A Flat Subfloor Is A Must
For a successful installation of large-format floor tile, the most important factor is the flatness of the subfloor. In addition to its strict rules about deflection, the TCNA recommends that the subfloor have no more than 1/8-inch variation in 10 feet—tight tolerances for any subfloor. For this project, I made sure the plywood subfloor was within the TCNA tolerances before I installed a Ditra Mat uncoupling membrane over it.
If the surface of the subfloor had varied by more than 1/8 inch, I would have considered using a poured floor leveler on the worst areas—or on the entire floor—before installing the uncoupling membrane. The only area of this subfloor that was slightly out of level was in a hallway off the main floor. Because the hallway was relatively small (less than 10 square feet), I opted to use a mechanical “leveling” system there, which I describe later in the article. After installing the membrane, I rechecked the floor for flatness by trying to slide a silver dollar (which is just under 1/8 inch thick) under an 8-foot straightedge.
A flat subfloor is crucial because large-format tiles are seldom perfectly flat. During firing and glazing of a long, narrow strip of clay, some minor distortion can be expected. If two tiles with a 1/16‑inch bend are installed side by side, the middle of one tile can be 1/8 inch higher than the end of the other—the lippage that was mentioned earlier. An out-of-level floor will compound the problem. As I unpack the boxes, I randomly check the tiles for any major discrepancies, setting aside the worst tiles to be cut for shorter pieces.
Before I mix any thinset, I scan the room to determine which sides are the most visible. That’s where I’ll begin my layout. In this case, I decided to start at the front wall of the house and the wall adjacent to the front door. To keep the installation neat and easy to handle, I always put down just a few courses at a time. To minimize lippage, I stagger the ends; for this floor, I started with a quarter of a tile, then a half tile, then a three-quarter tile, and finally, a full tile. With four starter pieces, I worked four courses at a time.
To determine the layout, I set four tiles side by side, leaving 1/8‑inch gaps between them for grout lines. I measured 23 1/2 inches across the tiles; that measurement would guide my layout lines as the courses progressed across the floor.
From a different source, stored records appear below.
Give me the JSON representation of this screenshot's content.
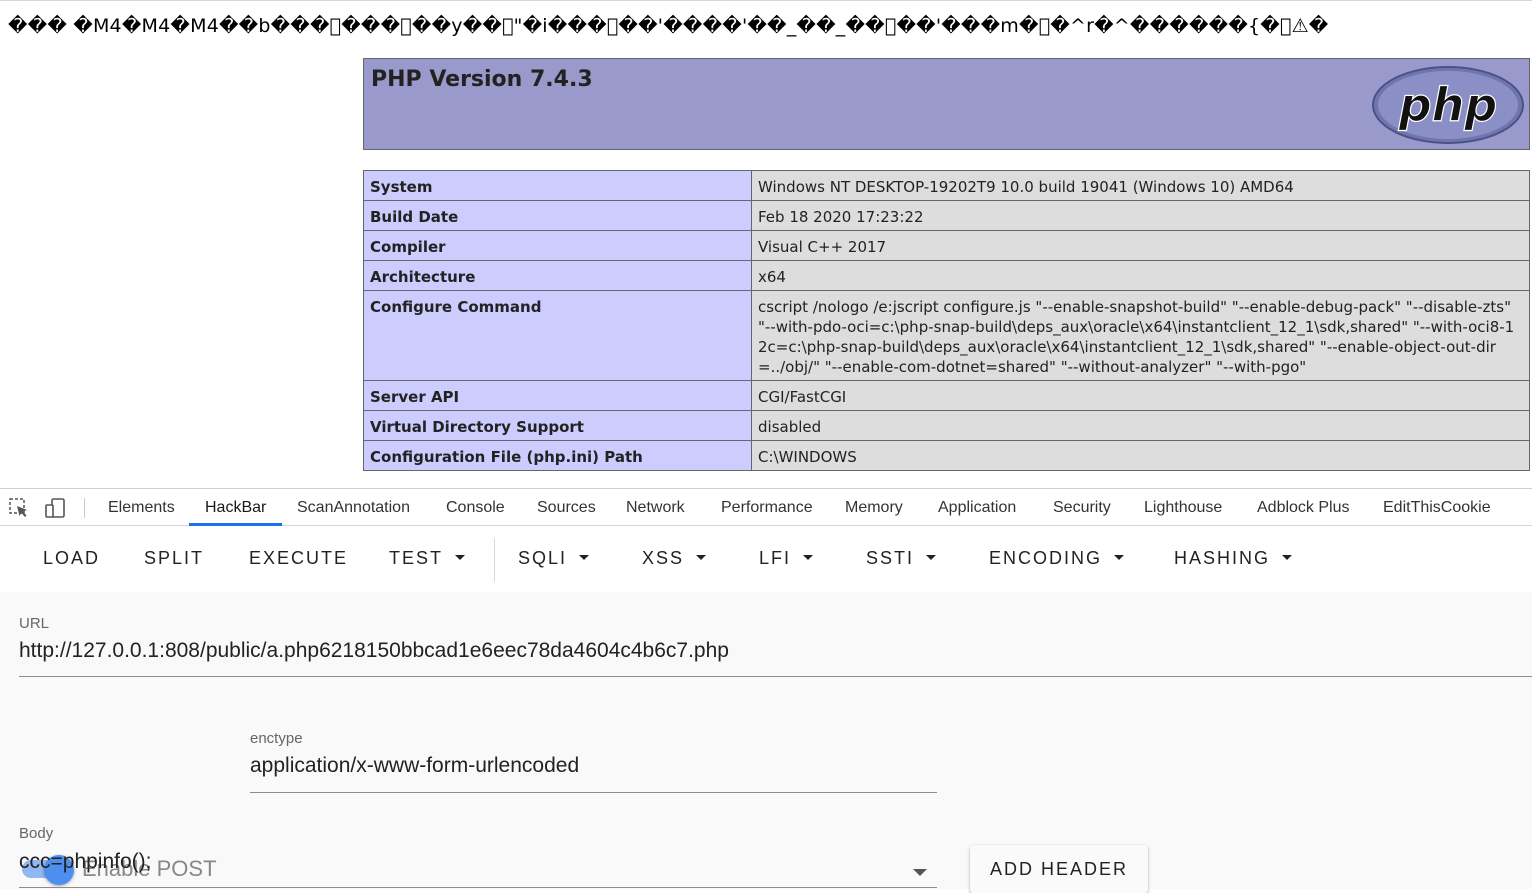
{
  "page": {
    "garbled_text": "��� �M4�M4�M4��b���\u0000���\u0000��y��\u0000\"�i���\u0000��'����'��_��_��\u0000��'���m�\u0000�^r�^������{�\u0000⚠�",
    "php_header": {
      "title": "PHP Version 7.4.3",
      "logo_text": "php"
    },
    "info_rows": [
      {
        "key": "System",
        "value": "Windows NT DESKTOP-19202T9 10.0 build 19041 (Windows 10) AMD64"
      },
      {
        "key": "Build Date",
        "value": "Feb 18 2020 17:23:22"
      },
      {
        "key": "Compiler",
        "value": "Visual C++ 2017"
      },
      {
        "key": "Architecture",
        "value": "x64"
      },
      {
        "key": "Configure Command",
        "value": "cscript /nologo /e:jscript configure.js \"--enable-snapshot-build\" \"--enable-debug-pack\" \"--disable-zts\" \"--with-pdo-oci=c:\\php-snap-build\\deps_aux\\oracle\\x64\\instantclient_12_1\\sdk,shared\" \"--with-oci8-12c=c:\\php-snap-build\\deps_aux\\oracle\\x64\\instantclient_12_1\\sdk,shared\" \"--enable-object-out-dir=../obj/\" \"--enable-com-dotnet=shared\" \"--without-analyzer\" \"--with-pgo\""
      },
      {
        "key": "Server API",
        "value": "CGI/FastCGI"
      },
      {
        "key": "Virtual Directory Support",
        "value": "disabled"
      },
      {
        "key": "Configuration File (php.ini) Path",
        "value": "C:\\WINDOWS"
      }
    ]
  },
  "devtools": {
    "icons": [
      "inspect-element-icon",
      "device-toggle-icon"
    ],
    "tabs": [
      {
        "label": "Elements",
        "active": false
      },
      {
        "label": "HackBar",
        "active": true
      },
      {
        "label": "ScanAnnotation",
        "active": false
      },
      {
        "label": "Console",
        "active": false
      },
      {
        "label": "Sources",
        "active": false
      },
      {
        "label": "Network",
        "active": false
      },
      {
        "label": "Performance",
        "active": false
      },
      {
        "label": "Memory",
        "active": false
      },
      {
        "label": "Application",
        "active": false
      },
      {
        "label": "Security",
        "active": false
      },
      {
        "label": "Lighthouse",
        "active": false
      },
      {
        "label": "Adblock Plus",
        "active": false
      },
      {
        "label": "EditThisCookie",
        "active": false
      }
    ],
    "accent_color": "#1a73e8"
  },
  "hackbar": {
    "toolbar": {
      "load": "LOAD",
      "split": "SPLIT",
      "execute": "EXECUTE",
      "test": "TEST",
      "sqli": "SQLI",
      "xss": "XSS",
      "lfi": "LFI",
      "ssti": "SSTI",
      "encoding": "ENCODING",
      "hashing": "HASHING"
    },
    "url": {
      "label": "URL",
      "value": "http://127.0.0.1:808/public/a.php6218150bbcad1e6eec78da4604c4b6c7.php"
    },
    "enable_post": {
      "label": "Enable POST",
      "checked": true
    },
    "enctype": {
      "label": "enctype",
      "value": "application/x-www-form-urlencoded"
    },
    "add_header": "ADD HEADER",
    "body": {
      "label": "Body",
      "value": "ccc=phpinfo();"
    }
  }
}
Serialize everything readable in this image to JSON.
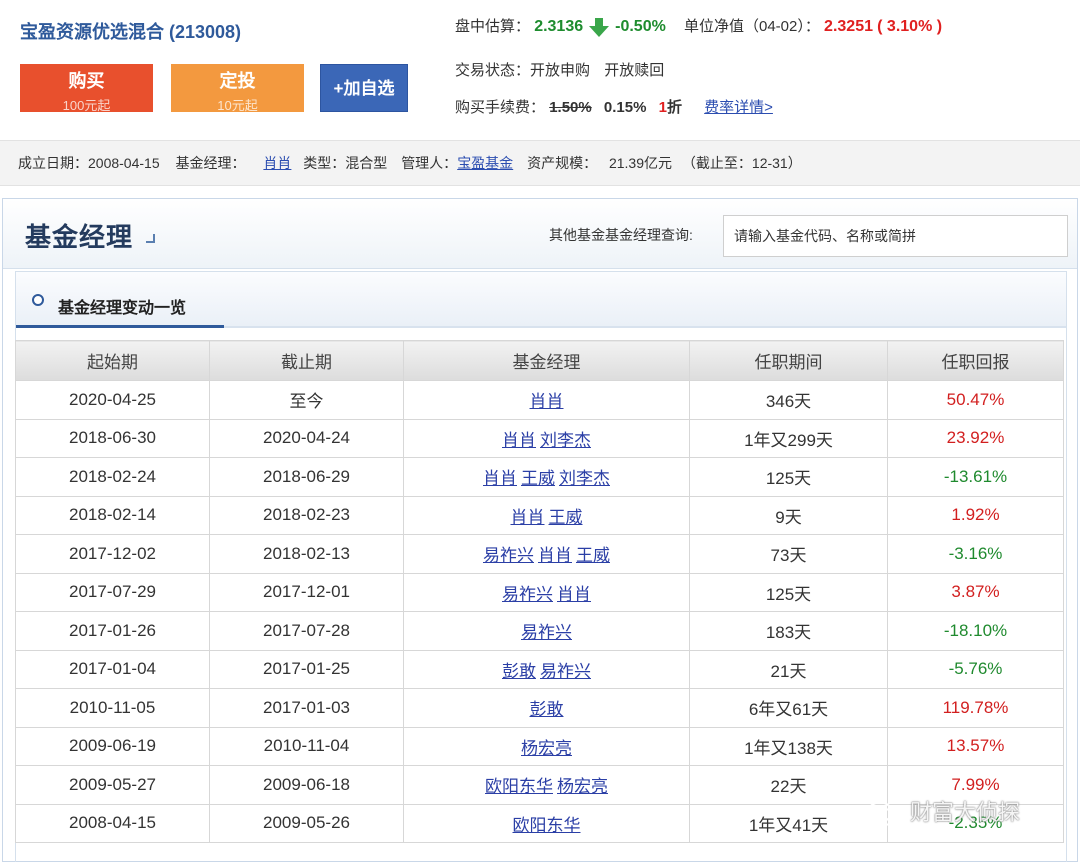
{
  "fund": {
    "title": "宝盈资源优选混合 (213008)",
    "buy_label": "购买",
    "buy_sub": "100元起",
    "plan_label": "定投",
    "plan_sub": "10元起",
    "watch_label": "+加自选"
  },
  "estimate": {
    "label": "盘中估算：",
    "value": "2.3136",
    "change": "-0.50%",
    "nav_label": "单位净值（04-02）：",
    "nav_value": "2.3251",
    "nav_change": "( 3.10% )",
    "arrow_icon": "down-arrow-icon"
  },
  "trade": {
    "status_label": "交易状态：",
    "status_buy": "开放申购",
    "status_redeem": "开放赎回",
    "fee_label": "购买手续费：",
    "fee_original": "1.50%",
    "fee_current": "0.15%",
    "fee_discount_num": "1",
    "fee_discount_unit": "折",
    "fee_detail_link": "费率详情>"
  },
  "info": {
    "established_label": "成立日期：",
    "established": "2008-04-15",
    "manager_label": "基金经理：",
    "manager": "肖肖",
    "type_label": "类型：",
    "type": "混合型",
    "company_label": "管理人：",
    "company": "宝盈基金",
    "size_label": "资产规模：",
    "size": "21.39亿元",
    "size_note": "（截止至：12-31）"
  },
  "section": {
    "title": "基金经理",
    "query_label": "其他基金基金经理查询:",
    "query_placeholder": "请输入基金代码、名称或简拼",
    "sub_title": "基金经理变动一览"
  },
  "table": {
    "headers": [
      "起始期",
      "截止期",
      "基金经理",
      "任职期间",
      "任职回报"
    ],
    "rows": [
      {
        "start": "2020-04-25",
        "end": "至今",
        "managers": [
          "肖肖"
        ],
        "period": "346天",
        "ret": "50.47%",
        "sign": "pos"
      },
      {
        "start": "2018-06-30",
        "end": "2020-04-24",
        "managers": [
          "肖肖",
          "刘李杰"
        ],
        "period": "1年又299天",
        "ret": "23.92%",
        "sign": "pos"
      },
      {
        "start": "2018-02-24",
        "end": "2018-06-29",
        "managers": [
          "肖肖",
          "王威",
          "刘李杰"
        ],
        "period": "125天",
        "ret": "-13.61%",
        "sign": "neg"
      },
      {
        "start": "2018-02-14",
        "end": "2018-02-23",
        "managers": [
          "肖肖",
          "王威"
        ],
        "period": "9天",
        "ret": "1.92%",
        "sign": "pos"
      },
      {
        "start": "2017-12-02",
        "end": "2018-02-13",
        "managers": [
          "易祚兴",
          "肖肖",
          "王威"
        ],
        "period": "73天",
        "ret": "-3.16%",
        "sign": "neg"
      },
      {
        "start": "2017-07-29",
        "end": "2017-12-01",
        "managers": [
          "易祚兴",
          "肖肖"
        ],
        "period": "125天",
        "ret": "3.87%",
        "sign": "pos"
      },
      {
        "start": "2017-01-26",
        "end": "2017-07-28",
        "managers": [
          "易祚兴"
        ],
        "period": "183天",
        "ret": "-18.10%",
        "sign": "neg"
      },
      {
        "start": "2017-01-04",
        "end": "2017-01-25",
        "managers": [
          "彭敢",
          "易祚兴"
        ],
        "period": "21天",
        "ret": "-5.76%",
        "sign": "neg"
      },
      {
        "start": "2010-11-05",
        "end": "2017-01-03",
        "managers": [
          "彭敢"
        ],
        "period": "6年又61天",
        "ret": "119.78%",
        "sign": "pos"
      },
      {
        "start": "2009-06-19",
        "end": "2010-11-04",
        "managers": [
          "杨宏亮"
        ],
        "period": "1年又138天",
        "ret": "13.57%",
        "sign": "pos"
      },
      {
        "start": "2009-05-27",
        "end": "2009-06-18",
        "managers": [
          "欧阳东华",
          "杨宏亮"
        ],
        "period": "22天",
        "ret": "7.99%",
        "sign": "pos"
      },
      {
        "start": "2008-04-15",
        "end": "2009-05-26",
        "managers": [
          "欧阳东华"
        ],
        "period": "1年又41天",
        "ret": "-2.35%",
        "sign": "neg"
      }
    ]
  },
  "watermark": {
    "text": "财富大侦探",
    "icon": "wechat-icon"
  },
  "colors": {
    "positive": "#d21f1f",
    "negative": "#1f8a2e",
    "brand": "#2f5a9b",
    "buy": "#e8502d",
    "plan": "#f3993f",
    "watch": "#3b67b7"
  }
}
The TCNA recommends leaving a 1/4-inch gap around the perimeter of the tile floor for expansion, so for the first section, I measured out 23 7/8 inches from the wall. Using a laser tool, I projected a straight line across the room and drew a line with a waterproof marker. Then I was ready to install the tile.
Photos by Roe Osborn